Economic security and economic inclusion

The Minister further went on to emphasise the importance of security and economic inclusion factors, including ensuring that income gaps are controlled and reduced.

"We should always remind ourselves that all economic measures and decisions made by the Federal Government and the Johor State Government must be directed towards generating better jobs with reasonable wages, and giving more business opportunities to local companies.

"Some people do not understand why, even though the inflation rate is so low now, which is 1.8% in October, there are still many people who feel burdened by the cost of living.
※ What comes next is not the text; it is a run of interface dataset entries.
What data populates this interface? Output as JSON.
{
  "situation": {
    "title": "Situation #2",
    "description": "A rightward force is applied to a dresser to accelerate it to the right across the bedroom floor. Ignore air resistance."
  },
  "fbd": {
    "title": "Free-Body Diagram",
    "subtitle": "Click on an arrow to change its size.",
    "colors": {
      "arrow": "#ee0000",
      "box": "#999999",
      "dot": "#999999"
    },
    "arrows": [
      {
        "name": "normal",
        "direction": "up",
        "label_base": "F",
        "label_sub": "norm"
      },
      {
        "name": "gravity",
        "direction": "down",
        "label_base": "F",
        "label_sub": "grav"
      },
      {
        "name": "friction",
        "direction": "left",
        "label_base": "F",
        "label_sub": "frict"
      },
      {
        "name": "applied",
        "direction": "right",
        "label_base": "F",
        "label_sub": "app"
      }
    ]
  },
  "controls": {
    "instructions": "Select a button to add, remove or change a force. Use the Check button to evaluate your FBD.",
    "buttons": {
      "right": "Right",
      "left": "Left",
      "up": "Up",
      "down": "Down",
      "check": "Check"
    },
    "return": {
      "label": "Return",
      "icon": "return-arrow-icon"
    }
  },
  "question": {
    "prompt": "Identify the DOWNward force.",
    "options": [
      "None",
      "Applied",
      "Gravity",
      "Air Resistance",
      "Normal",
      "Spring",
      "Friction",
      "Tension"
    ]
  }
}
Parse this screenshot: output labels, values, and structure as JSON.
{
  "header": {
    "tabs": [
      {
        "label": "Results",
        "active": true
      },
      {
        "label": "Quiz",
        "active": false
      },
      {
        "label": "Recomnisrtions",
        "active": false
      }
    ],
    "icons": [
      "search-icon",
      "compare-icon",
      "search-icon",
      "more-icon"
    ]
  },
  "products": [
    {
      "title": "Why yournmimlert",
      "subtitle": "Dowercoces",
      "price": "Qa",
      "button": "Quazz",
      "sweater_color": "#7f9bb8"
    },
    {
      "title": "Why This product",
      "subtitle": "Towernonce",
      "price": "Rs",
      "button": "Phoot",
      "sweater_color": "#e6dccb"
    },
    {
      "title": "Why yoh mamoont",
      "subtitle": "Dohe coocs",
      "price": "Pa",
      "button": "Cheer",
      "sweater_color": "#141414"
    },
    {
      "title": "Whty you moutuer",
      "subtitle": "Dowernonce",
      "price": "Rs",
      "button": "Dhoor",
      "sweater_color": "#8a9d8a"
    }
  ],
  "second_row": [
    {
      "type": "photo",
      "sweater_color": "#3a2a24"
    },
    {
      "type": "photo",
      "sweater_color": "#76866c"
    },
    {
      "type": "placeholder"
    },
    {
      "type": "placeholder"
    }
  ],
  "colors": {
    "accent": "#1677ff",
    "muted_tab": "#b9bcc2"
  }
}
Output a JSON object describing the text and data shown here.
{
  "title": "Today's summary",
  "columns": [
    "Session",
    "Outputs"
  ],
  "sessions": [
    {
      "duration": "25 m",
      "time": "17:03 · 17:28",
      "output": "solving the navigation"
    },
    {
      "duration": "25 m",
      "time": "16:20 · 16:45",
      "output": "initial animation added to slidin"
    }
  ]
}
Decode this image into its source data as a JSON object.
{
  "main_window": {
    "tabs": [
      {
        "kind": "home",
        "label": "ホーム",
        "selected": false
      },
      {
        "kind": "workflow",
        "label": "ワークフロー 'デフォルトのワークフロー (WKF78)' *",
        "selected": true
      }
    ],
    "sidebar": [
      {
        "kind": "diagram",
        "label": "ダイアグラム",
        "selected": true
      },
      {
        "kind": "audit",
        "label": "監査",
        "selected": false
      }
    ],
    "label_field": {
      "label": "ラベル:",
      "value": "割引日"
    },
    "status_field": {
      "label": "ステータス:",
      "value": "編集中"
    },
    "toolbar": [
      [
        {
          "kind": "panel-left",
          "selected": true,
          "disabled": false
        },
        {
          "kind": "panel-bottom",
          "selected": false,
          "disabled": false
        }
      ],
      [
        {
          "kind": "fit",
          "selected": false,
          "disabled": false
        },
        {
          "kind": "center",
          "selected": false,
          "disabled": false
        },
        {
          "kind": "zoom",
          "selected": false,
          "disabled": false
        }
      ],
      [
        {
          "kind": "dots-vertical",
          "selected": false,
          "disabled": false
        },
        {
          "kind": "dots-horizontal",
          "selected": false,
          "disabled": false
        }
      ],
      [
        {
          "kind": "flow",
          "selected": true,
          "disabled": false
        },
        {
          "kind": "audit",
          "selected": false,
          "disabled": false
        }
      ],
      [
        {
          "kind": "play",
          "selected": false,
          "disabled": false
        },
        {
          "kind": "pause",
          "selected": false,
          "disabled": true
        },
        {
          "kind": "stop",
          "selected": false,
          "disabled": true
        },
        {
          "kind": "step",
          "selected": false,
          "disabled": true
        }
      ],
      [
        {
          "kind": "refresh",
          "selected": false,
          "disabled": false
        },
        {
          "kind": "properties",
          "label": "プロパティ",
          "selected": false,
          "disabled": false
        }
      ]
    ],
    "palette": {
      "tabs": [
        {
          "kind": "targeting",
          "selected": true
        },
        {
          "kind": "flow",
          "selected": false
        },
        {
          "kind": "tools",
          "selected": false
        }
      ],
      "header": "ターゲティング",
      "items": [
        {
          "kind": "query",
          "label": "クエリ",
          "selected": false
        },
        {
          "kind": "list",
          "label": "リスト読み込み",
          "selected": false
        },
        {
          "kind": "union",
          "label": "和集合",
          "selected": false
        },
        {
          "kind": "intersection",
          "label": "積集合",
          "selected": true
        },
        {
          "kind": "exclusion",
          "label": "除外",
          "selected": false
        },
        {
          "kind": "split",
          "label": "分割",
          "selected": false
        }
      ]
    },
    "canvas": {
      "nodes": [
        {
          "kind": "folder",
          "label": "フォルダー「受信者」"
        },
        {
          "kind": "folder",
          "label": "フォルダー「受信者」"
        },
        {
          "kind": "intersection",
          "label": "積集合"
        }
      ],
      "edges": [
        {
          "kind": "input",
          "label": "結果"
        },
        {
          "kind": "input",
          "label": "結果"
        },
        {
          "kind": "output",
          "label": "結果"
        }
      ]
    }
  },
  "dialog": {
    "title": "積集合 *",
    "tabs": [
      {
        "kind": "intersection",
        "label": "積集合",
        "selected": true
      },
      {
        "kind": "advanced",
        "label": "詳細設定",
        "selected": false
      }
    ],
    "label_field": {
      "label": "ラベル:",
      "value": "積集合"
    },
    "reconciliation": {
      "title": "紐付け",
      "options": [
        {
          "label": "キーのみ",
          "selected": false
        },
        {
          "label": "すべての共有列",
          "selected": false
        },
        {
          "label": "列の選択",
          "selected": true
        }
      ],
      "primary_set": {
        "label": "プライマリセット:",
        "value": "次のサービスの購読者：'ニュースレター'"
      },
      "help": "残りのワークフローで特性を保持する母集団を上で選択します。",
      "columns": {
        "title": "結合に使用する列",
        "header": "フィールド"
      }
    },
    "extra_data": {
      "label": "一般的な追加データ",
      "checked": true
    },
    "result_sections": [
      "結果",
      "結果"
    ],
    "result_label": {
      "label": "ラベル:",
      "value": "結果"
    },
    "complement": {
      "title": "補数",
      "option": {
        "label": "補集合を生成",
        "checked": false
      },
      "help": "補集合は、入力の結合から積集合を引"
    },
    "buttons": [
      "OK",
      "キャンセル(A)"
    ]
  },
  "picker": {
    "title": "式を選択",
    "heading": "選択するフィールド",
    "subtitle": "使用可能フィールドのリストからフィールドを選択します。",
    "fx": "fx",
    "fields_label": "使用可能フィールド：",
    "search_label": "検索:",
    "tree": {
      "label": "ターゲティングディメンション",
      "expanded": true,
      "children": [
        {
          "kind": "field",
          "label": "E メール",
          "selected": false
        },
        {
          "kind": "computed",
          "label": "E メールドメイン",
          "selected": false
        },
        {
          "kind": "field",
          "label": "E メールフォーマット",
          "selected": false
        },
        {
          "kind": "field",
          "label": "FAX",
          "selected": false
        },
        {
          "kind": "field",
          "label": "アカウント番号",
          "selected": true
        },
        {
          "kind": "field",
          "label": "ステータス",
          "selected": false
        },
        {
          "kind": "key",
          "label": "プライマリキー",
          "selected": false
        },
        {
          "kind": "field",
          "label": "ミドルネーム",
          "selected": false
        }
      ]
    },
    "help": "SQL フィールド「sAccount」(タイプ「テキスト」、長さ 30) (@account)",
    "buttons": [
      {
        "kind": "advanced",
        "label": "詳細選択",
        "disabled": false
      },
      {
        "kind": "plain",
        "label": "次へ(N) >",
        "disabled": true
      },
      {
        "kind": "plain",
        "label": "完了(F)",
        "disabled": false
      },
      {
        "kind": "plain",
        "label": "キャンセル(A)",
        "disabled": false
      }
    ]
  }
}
The main issue is because of the salary level of people."

In this regard, another paradigm shift involves Centralised Labour Quarters (CLQ), or accommodation for foreign workers. Malaysia aims to reduce dependency on foreign workers in the manufacturing sector for the future. With this, State and Local Governments can provide incentives to industrial area managers to build comfortable accommodation facilities for local engineers and technicians, and also provide childcare services to encourage women's involvement in the economic sector, he suggested.

Lastly, more and more parties understand that not all things in life can be managed by market mechanisms, and the risk of over-financialisation needs to be addressed.

"One of the important ideas is that not everyone needs to buy and own a home. Our housing development philosophy should shift from home ownership to occupancy. Those who can afford it can choose to own a house, the majority of others can rent. The option to rent is not just for the poor."

Renting by the middle class, especially the young, will help meet housing needs, he stressed. Perfection of the process and legislation to protect the rights of both owners and tenants of houses should be given focus. It is proposed that a house rental enactment be drafted. With enactment protection and a focus on renting, areas with excess housing stock such as Forest City can be inhabited by more people.

Deputy Minister Liew also agreed with the Chief Balancer's suggestion that any increase in assessment tax should not exceed 15% so as not to become a burden to the people.


Lead image / Deputy Minister of Investment, Trade and Industry (MITI) Liew Chin Tong

Follow us on Telegram and on Instagram @humanresourcesonline for all the latest HR and manpower news from around the region!

Free newsletter

Get the daily lowdown on Asia's top Human Resources stories.

We break down the big and messy topics of the day so you're updated on the most important developments in Asia's Human Resources development – for free.

subscribe now open in new window